WORK INSTRUCTION: Every record is to be copied unchanged, except that its pictures are removed.
EXCERPTED RECORDS below:
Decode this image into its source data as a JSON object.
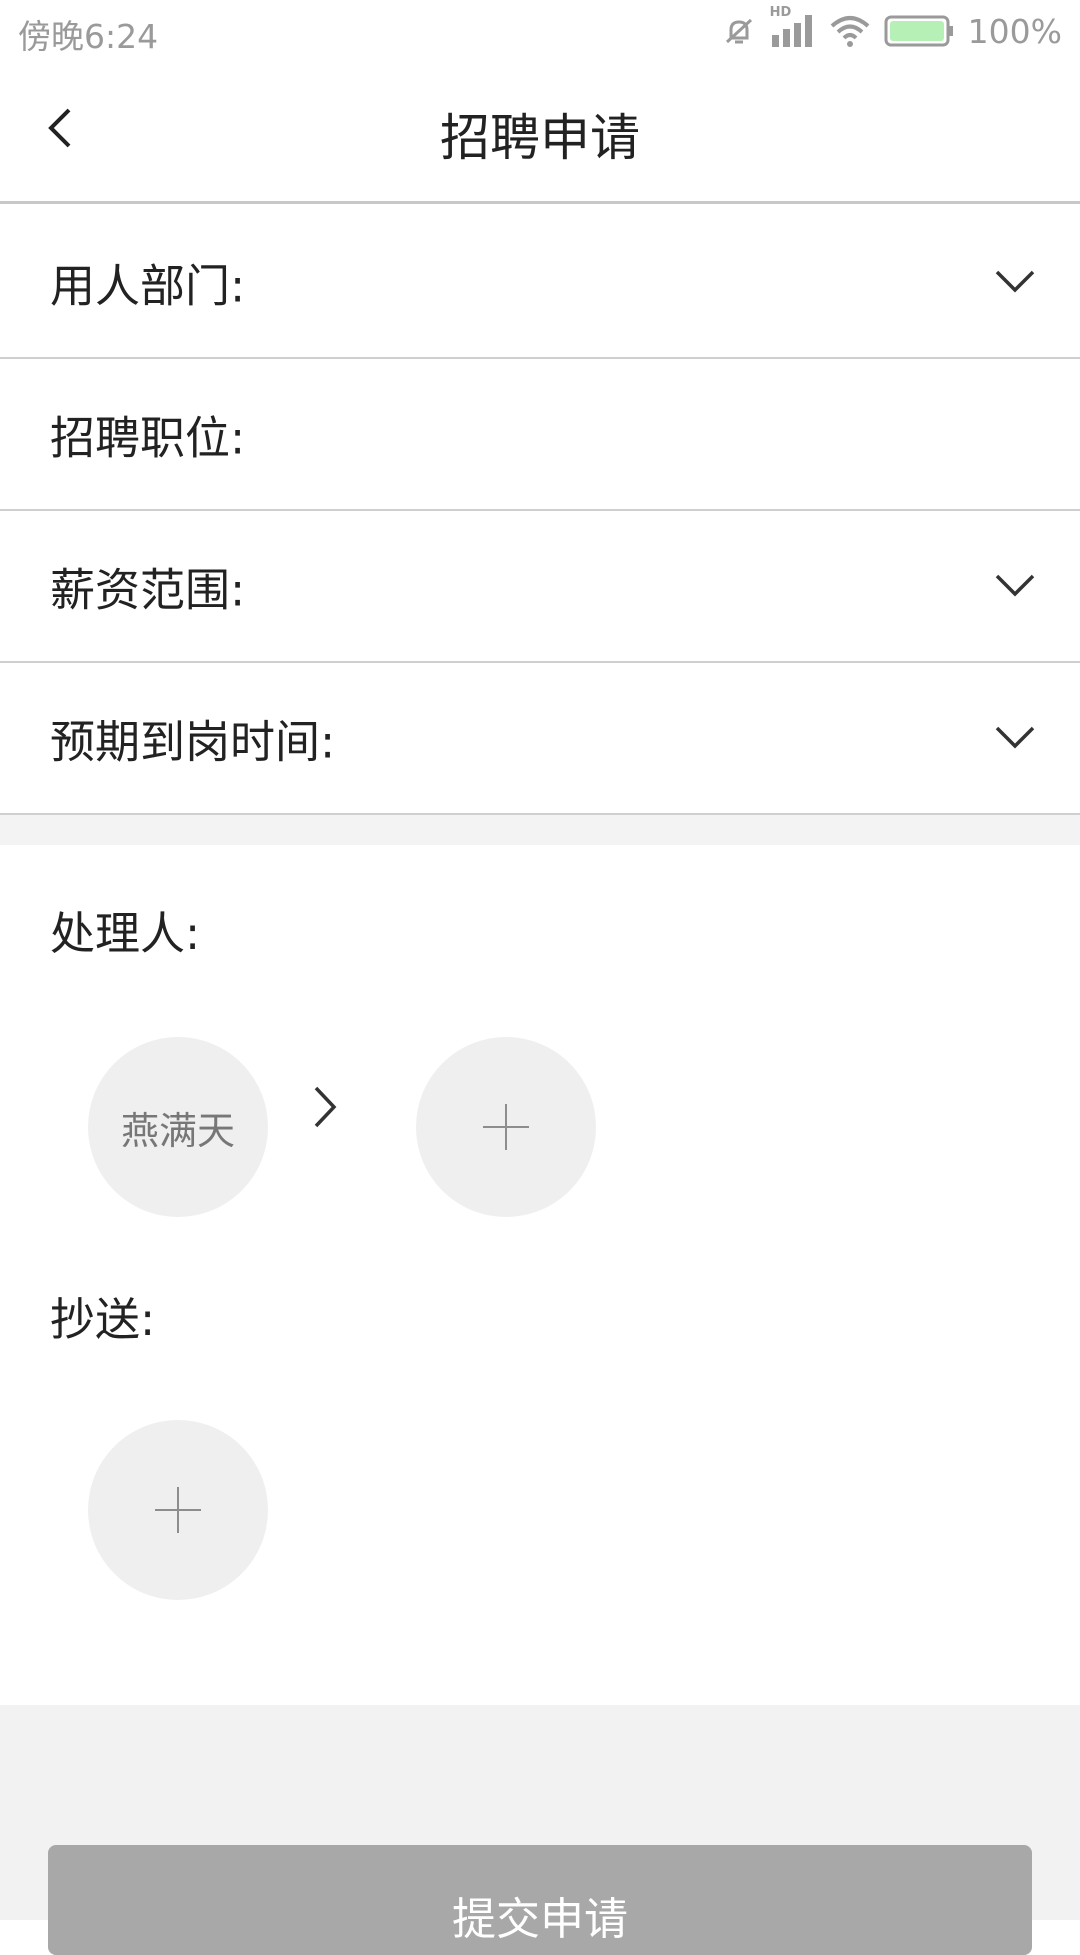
{
  "status_bar": {
    "time": "傍晚6:24",
    "battery_pct": "100%",
    "network_label": "HD"
  },
  "header": {
    "title": "招聘申请",
    "back_icon": "chevron-left-icon"
  },
  "form": {
    "rows": [
      {
        "label": "用人部门:",
        "has_dropdown": true
      },
      {
        "label": "招聘职位:",
        "has_dropdown": false
      },
      {
        "label": "薪资范围:",
        "has_dropdown": true
      },
      {
        "label": "预期到岗时间:",
        "has_dropdown": true
      }
    ]
  },
  "approvers": {
    "label": "处理人:",
    "items": [
      {
        "name": "燕满天"
      }
    ]
  },
  "cc": {
    "label": "抄送:"
  },
  "submit": {
    "label": "提交申请"
  },
  "colors": {
    "accent_disabled": "#a8a8a8",
    "avatar_bg": "#efefef",
    "battery": "#b6f0b6"
  }
}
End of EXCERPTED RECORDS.
SOLUTION TO THE PROBLEM:
Decode this image into its source data as a JSON object.
{
  "status_bar": {
    "time": "傍晚6:24",
    "battery_pct": "100%",
    "network_label": "HD"
  },
  "header": {
    "title": "招聘申请",
    "back_icon": "chevron-left-icon"
  },
  "form": {
    "rows": [
      {
        "label": "用人部门:",
        "has_dropdown": true
      },
      {
        "label": "招聘职位:",
        "has_dropdown": false
      },
      {
        "label": "薪资范围:",
        "has_dropdown": true
      },
      {
        "label": "预期到岗时间:",
        "has_dropdown": true
      }
    ]
  },
  "approvers": {
    "label": "处理人:",
    "items": [
      {
        "name": "燕满天"
      }
    ]
  },
  "cc": {
    "label": "抄送:"
  },
  "submit": {
    "label": "提交申请"
  },
  "colors": {
    "accent_disabled": "#a8a8a8",
    "avatar_bg": "#efefef",
    "battery": "#b6f0b6"
  }
}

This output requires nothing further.